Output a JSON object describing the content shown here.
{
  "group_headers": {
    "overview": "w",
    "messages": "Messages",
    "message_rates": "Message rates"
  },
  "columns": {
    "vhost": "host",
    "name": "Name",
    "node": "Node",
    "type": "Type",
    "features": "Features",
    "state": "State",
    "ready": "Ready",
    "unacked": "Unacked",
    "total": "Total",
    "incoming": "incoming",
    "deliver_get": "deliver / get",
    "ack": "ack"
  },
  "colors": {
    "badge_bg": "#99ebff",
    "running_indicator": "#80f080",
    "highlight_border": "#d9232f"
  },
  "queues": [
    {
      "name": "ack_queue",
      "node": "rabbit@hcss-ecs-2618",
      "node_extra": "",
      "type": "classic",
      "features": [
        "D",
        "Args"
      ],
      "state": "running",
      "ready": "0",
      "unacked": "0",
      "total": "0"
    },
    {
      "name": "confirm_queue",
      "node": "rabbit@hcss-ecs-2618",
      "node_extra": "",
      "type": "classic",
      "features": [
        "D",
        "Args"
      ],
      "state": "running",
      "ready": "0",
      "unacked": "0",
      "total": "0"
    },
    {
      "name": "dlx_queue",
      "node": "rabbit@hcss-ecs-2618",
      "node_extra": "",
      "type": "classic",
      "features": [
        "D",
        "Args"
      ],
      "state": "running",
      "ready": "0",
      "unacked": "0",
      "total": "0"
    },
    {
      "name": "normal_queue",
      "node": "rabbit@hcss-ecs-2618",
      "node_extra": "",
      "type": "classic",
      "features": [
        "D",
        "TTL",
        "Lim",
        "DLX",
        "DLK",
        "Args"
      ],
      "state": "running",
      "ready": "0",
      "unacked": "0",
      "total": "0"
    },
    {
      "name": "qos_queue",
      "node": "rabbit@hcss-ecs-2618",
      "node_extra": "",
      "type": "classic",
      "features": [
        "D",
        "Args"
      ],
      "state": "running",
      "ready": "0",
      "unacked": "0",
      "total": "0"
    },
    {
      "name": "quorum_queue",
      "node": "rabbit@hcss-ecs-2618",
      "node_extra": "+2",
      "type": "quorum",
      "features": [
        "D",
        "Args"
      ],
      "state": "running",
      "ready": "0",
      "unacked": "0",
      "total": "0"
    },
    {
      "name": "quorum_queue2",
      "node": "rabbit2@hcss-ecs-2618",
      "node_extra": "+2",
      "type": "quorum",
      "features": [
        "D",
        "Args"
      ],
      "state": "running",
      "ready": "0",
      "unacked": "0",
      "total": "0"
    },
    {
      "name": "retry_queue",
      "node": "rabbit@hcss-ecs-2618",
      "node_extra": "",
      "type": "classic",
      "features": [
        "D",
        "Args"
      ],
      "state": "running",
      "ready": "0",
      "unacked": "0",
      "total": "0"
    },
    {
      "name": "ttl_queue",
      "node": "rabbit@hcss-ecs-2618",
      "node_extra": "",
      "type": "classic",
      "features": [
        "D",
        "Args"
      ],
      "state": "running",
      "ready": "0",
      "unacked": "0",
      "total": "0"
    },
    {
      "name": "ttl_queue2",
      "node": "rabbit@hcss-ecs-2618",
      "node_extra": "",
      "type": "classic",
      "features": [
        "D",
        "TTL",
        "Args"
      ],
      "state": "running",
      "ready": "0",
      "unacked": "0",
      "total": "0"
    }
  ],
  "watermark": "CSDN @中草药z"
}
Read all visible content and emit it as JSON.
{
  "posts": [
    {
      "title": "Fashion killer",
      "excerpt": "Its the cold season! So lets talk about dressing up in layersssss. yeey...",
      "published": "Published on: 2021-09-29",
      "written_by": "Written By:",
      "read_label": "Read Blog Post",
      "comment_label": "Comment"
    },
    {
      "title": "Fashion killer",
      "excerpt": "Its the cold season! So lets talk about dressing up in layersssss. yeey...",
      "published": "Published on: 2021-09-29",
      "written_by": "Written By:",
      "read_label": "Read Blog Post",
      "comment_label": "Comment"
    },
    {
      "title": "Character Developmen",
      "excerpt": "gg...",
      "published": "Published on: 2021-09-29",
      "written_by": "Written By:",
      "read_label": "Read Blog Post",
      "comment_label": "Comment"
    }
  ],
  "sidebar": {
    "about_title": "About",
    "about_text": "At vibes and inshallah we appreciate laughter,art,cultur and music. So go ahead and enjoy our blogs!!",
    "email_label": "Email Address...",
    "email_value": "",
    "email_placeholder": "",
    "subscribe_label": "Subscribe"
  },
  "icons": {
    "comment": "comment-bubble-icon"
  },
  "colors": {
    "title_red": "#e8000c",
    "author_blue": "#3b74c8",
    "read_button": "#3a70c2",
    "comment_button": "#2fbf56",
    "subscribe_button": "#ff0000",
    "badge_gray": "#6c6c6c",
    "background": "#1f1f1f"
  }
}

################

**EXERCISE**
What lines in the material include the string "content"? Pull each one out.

**EXPECTED ANSWER**
Output a JSON object describing the content shown here.
Read all visible content and emit it as JSON.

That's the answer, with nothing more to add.